The pandemic has changed many aspects of our lives, not least through the increased use of digital. Many more people work remotely, study online, and engage in online shopping and digital public services. As a result, yesterday, the Irish Government launched a new national digital strategy, Harnessing Digital – The Digital Ireland Framework, to drive and enable the digital transition across the Irish economy and society.
As Ireland emerges from the pandemic, the Government wants to capture and build upon the positive elements of this experience and build on Ireland’s success as the European Headquarters for many high-tech multinationals. This high-level framework sets out a pathway to support Ireland’s ambition to be a digital leader at the heart of European digital developments. It emphasises inclusiveness, security and safety, underpinned by strong governance and a well-resourced regulatory framework.
The Digital Ireland Framework will help maximise the well-being of Irish people and their businesses and fully realise many of the benefits of digital, including more flexible and remote working and new job opportunities; new markets and customers for businesses; and more.
Elements of the Plan
The new National Digital Strategy emphasises cyber security and commits to reviewing the National Cyber Security Strategy in 2022 to recognise progress made and respond effectively to an evolving landscape. This digital strategy aligns with both EU priorities, under the Digital Decade, and national priorities, under the 2021 Economic Recovery Plan and Ireland’s National Recovery and Resilience Plan. It also complements our work towards achieving Ireland’s climate targets, with our green and digital ambitions re-enforcing each other.
The Government will ensure these benefits are achieved by:
- making connectivity available to everyone, including through the National Broadband Plan.
- Remote Working Hubs and Broadband Connection Points.
- Having all Irish households and businesses covered by the Gigabit network no later than 2028.
- All populated areas are covered by 5G no later than 2030.
- Providing digital skills for all – from school to further and higher education.
- The target of increase the share of adults with at least basic digital skills to 80% by 2030.
- Ensuring widespread access and use of inclusive digital public services, with a target of 90%. of services to be consumed online by 2030.
- Helping small businesses benefit from digital opportunities.
- It provides grants and assistance, with a target of 90% of SMEs at basic digital intensity by 2030.
- 75% enterprise take-up in the cloud, AI and big data.
- Increased resources for the National Cyber Security Centre.
- Ensuring a modern and well-resourced regulatory framework.
In welcoming the strategy, the Taoiseach emphasised the importance of harnessing digitalisation gains for all, saying:
“We want to build on Ireland’s successes, with new job and business opportunities, more efficient and accessible government services, more flexible working, a better work-life balance, and better sustainability. “
Support of the Plan
In a press release, IBEC, the group representing Irish business, welcomes the Government’s new National Digital Strategy, stating that it is essential to ensure Ireland is at the forefront of a more sustainable, digital decade.
Erik O Donovan, Ibec’s Head of Digital Economy Policy, said: “A new strategic policy framework and related action plans are essential in coordinating, engaging and enabling everyone in further digital opportunities that can enhance lives and livelihoods across our economy.

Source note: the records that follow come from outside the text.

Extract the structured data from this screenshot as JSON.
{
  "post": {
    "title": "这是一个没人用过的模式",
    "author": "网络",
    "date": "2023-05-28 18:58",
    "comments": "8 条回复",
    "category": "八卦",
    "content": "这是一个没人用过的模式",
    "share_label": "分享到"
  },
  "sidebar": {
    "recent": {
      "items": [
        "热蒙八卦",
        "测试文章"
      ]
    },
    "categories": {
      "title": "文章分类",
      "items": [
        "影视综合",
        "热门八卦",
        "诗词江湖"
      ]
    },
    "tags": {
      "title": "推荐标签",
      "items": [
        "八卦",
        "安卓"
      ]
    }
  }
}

“Ibec research indicates that four out of five Irish CEOs see being prepared for technological change as a top priority. Ireland is a recognised international digital hub, but this extends beyond the direct ‘tech’ sector into other areas such as life sciences, financial and professional services, and advanced manufacturing. We estimate that there were 240,000 employed in our ‘digitally intensive’ sectors in 2019. However, we cannot be complacent, the pandemic has accelerated the state and rate of digital transformation for us and our competitors. EU research shows that gaps and divides exist in our relative readiness to access and adopt existing and emerging digitally-enabled opportunities. We need this new framework and related action plans to engage businesses and citizens in responding to these challenges and opportunities.”
Look to the Future
With the launch of the digital strategy, we are setting ambitious targets for the next phase of digitalisation in Ireland to continue to reap the benefits offered by digital technologies. Putting out a clear plan for how communities across Ireland can be brought into the 21 century and provide quality jobs in local communities is something for all businesses to look forward to with eager anticipation.